Exercise details
For each entry, repeat the text exactly and omit any picture it holds.

Input data

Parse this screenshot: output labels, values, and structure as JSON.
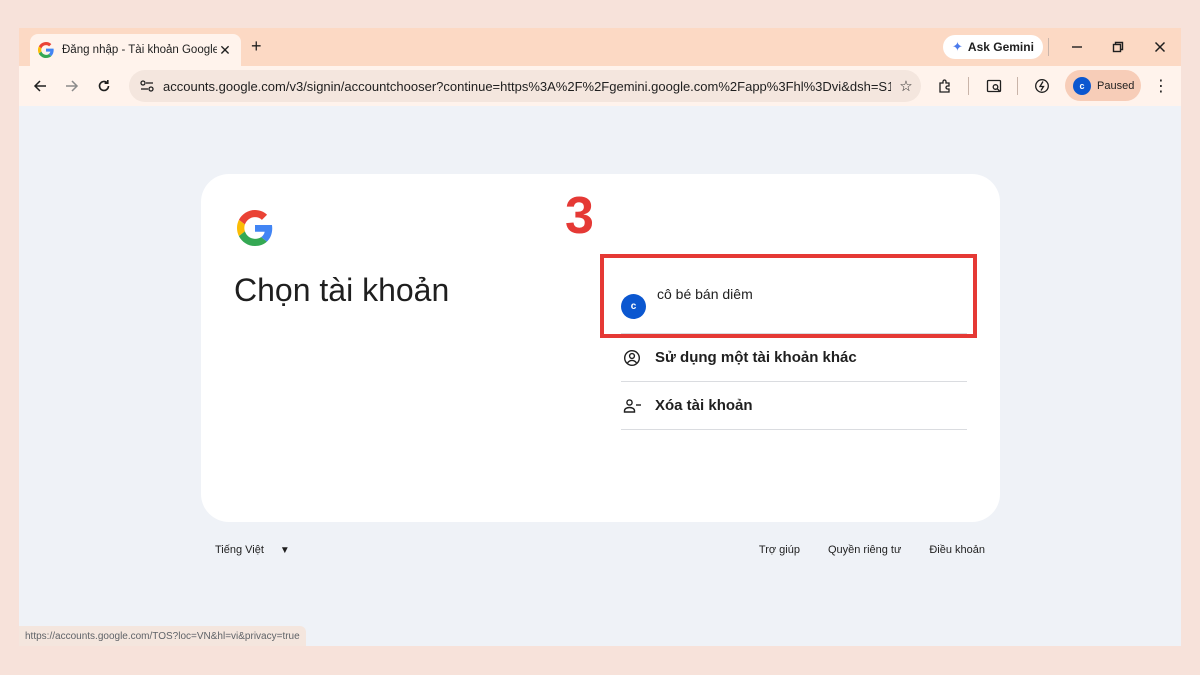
{
  "browser": {
    "tab_title": "Đăng nhập - Tài khoản Google",
    "tab_close": "✕",
    "new_tab": "+",
    "ask_gemini": "Ask Gemini",
    "url": "accounts.google.com/v3/signin/accountchooser?continue=https%3A%2F%2Fgemini.google.com%2Fapp%3Fhl%3Dvi&dsh=S1...",
    "profile_initial": "c",
    "profile_status": "Paused",
    "status_url": "https://accounts.google.com/TOS?loc=VN&hl=vi&privacy=true"
  },
  "page": {
    "heading": "Chọn tài khoản",
    "step_marker": "3",
    "accounts": [
      {
        "initial": "c",
        "name": "cô bé bán diêm"
      }
    ],
    "use_another": "Sử dụng một tài khoản khác",
    "remove_account": "Xóa tài khoản"
  },
  "footer": {
    "language": "Tiếng Việt",
    "help": "Trợ giúp",
    "privacy": "Quyền riêng tư",
    "terms": "Điều khoản"
  },
  "colors": {
    "accent": "#0b57d0",
    "highlight": "#e53935",
    "tabstrip": "#fcd9c4"
  }
}
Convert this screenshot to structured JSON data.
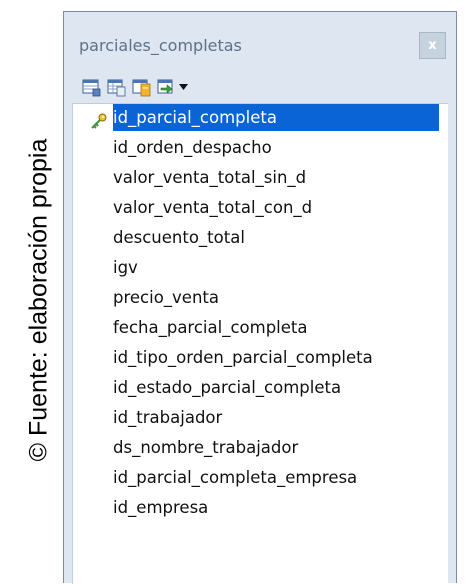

Written reply
Parse this screenshot: output labels, values, and structure as JSON.
{
  "browser": {
    "tab_title": "Đăng nhập - Tài khoản Google",
    "tab_close": "✕",
    "new_tab": "+",
    "ask_gemini": "Ask Gemini",
    "url": "accounts.google.com/v3/signin/accountchooser?continue=https%3A%2F%2Fgemini.google.com%2Fapp%3Fhl%3Dvi&dsh=S1...",
    "profile_initial": "c",
    "profile_status": "Paused",
    "status_url": "https://accounts.google.com/TOS?loc=VN&hl=vi&privacy=true"
  },
  "page": {
    "heading": "Chọn tài khoản",
    "step_marker": "3",
    "accounts": [
      {
        "initial": "c",
        "name": "cô bé bán diêm"
      }
    ],
    "use_another": "Sử dụng một tài khoản khác",
    "remove_account": "Xóa tài khoản"
  },
  "footer": {
    "language": "Tiếng Việt",
    "help": "Trợ giúp",
    "privacy": "Quyền riêng tư",
    "terms": "Điều khoản"
  },
  "colors": {
    "accent": "#0b57d0",
    "highlight": "#e53935",
    "tabstrip": "#fcd9c4"
  }
}
Convert this screenshot to structured JSON data.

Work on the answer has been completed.